A Democratic member of President Obama's bispartisan deficit commission released her own plan for cutting the deficit today, after rejecting the draft proposal released last week by the deficit commission's co-chairs.
Rep. Jan Schakowsky (D-Ill.) said today her plan could reduce the deficit by $427.75 billion in 2015, surpassing the president's $250 billion target, without burdening the middle class -- something the commission leaders' plan failed to do, she said. Her plan includes proposals to raise taxes and modify Social Security without changing the benefits it pays out, among other things. It also calls for a $200 billion stimulus investment, which would lower the plan's impact on the deficit, but Schakowsky argues it would have long-term beneficial effects.
The plain laid out last week by commission co-chairs Erskine Bowles and Alan Simpson "would have serious consequences for lower and middle class Americans, and that is why I cannot support it," Schakowsky said today. "The middle class did not benefit from the Republican economic policies that led to the current deficit - they were the victims. They should not be called upon to pick up the tab."
The commission, which President Obama created by executive order, is charged with approving of a plan by Dec. 1 and send it to Congress for a vote. In order for the plan to move to Congress, however, 14 of the 18 commission members must agree to it, which seems unlikely given theto the plan from Simpson and Bowles.
That initial draft called for some tax increases, such as a federal gas tax, as well as cuts to Social Security and Medicare.
Schakowsky's plan has some ideas in common with the original plan, such as suggestions to cut agriculture subsidies, as well as to cut the Pentagon budget by more than $100 billion. The congresswoman's plan would achieve defense spending cuts by cutting unnecessary weapons systems, reducing troop levels and other measures.
Her plan also calls for imposing more taxes on companies that outsource jobs and raising revenue in certain ways, such as letting the Bush tax cuts expire for the wealthiest Americans and treating capital gains and dividends as regular income.
Deficit Panel Eyes Deep Social Security Cuts
With respect to Social Security, Schakowsky said today it made no sense to scale back the program.

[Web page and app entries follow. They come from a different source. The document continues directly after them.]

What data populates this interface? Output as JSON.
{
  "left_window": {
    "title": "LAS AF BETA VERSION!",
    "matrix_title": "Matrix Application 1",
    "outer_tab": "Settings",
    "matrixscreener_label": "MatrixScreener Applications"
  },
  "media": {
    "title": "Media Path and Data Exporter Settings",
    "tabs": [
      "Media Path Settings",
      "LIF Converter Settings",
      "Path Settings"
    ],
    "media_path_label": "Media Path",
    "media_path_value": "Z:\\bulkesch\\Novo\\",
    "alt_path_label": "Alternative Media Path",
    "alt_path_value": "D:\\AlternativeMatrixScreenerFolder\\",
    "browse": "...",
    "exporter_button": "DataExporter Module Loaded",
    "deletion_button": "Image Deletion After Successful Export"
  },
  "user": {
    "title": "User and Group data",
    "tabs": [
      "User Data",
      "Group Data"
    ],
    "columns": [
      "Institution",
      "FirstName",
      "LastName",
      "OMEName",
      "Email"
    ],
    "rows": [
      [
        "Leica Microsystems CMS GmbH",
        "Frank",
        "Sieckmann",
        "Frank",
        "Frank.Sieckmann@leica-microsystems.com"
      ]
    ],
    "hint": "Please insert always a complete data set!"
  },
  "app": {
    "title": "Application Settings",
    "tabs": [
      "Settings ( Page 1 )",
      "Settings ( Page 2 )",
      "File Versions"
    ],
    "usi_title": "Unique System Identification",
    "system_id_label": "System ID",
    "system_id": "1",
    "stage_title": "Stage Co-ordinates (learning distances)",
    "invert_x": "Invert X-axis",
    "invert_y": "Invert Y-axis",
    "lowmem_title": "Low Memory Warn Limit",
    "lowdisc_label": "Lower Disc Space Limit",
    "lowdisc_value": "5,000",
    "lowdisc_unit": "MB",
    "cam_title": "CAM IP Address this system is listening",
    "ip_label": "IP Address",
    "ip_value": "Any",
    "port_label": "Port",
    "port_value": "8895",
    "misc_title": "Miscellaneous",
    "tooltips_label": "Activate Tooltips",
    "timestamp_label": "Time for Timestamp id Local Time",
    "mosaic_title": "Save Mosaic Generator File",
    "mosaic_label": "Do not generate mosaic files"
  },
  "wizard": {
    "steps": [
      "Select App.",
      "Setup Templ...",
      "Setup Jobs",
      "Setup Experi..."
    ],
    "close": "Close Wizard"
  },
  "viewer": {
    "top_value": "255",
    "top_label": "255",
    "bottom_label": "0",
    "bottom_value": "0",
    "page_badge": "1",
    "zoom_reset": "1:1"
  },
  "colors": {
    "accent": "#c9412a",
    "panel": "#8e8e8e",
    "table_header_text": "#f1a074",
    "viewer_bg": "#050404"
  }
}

"Addressing the Social Security issue as part of the deficit question is like attacking Iraq to retaliate for the 9/11 attacks," she said. "There is simply no relationship between the two and attempting to conflate them does a grave disservice to America's seniors."
The government is expected to be able to pay out Social Security benefits in full until 2037. At that point, the program would be able to pay out 80 percent of benefits.
Schakowsky's plan attempts to ensure the program's solvency by eliminating the cap on the payroll tax for employers and lifting the threshold above the current $106,800 for employees. It would also impose a "legacy tax" on earnings above the cap.
Her plan also includes a $200 billion, two-year stimulus investment in measures to create jobs and spur economic growth, such as extensions of the Supplemental Nutrition Assistance Program (the federal food stamp program).
"Fixing the Federal deficit is not an end in itself," Schakowsky said. "The goal of budget policy should be to assure long-term, widely shared economic growth... Sustained, long-term economic growth requires that we end the trend of concentrating more and more wealth in the hands of the rich and less and less in the hands of a middle class that can then afford to buy the products and services that will sustain economic growth."
Stephanie Condon is a political reporter for CBSNews.com. You can read more of her posts here. Follow Hotsheet on Facebook and Twitter.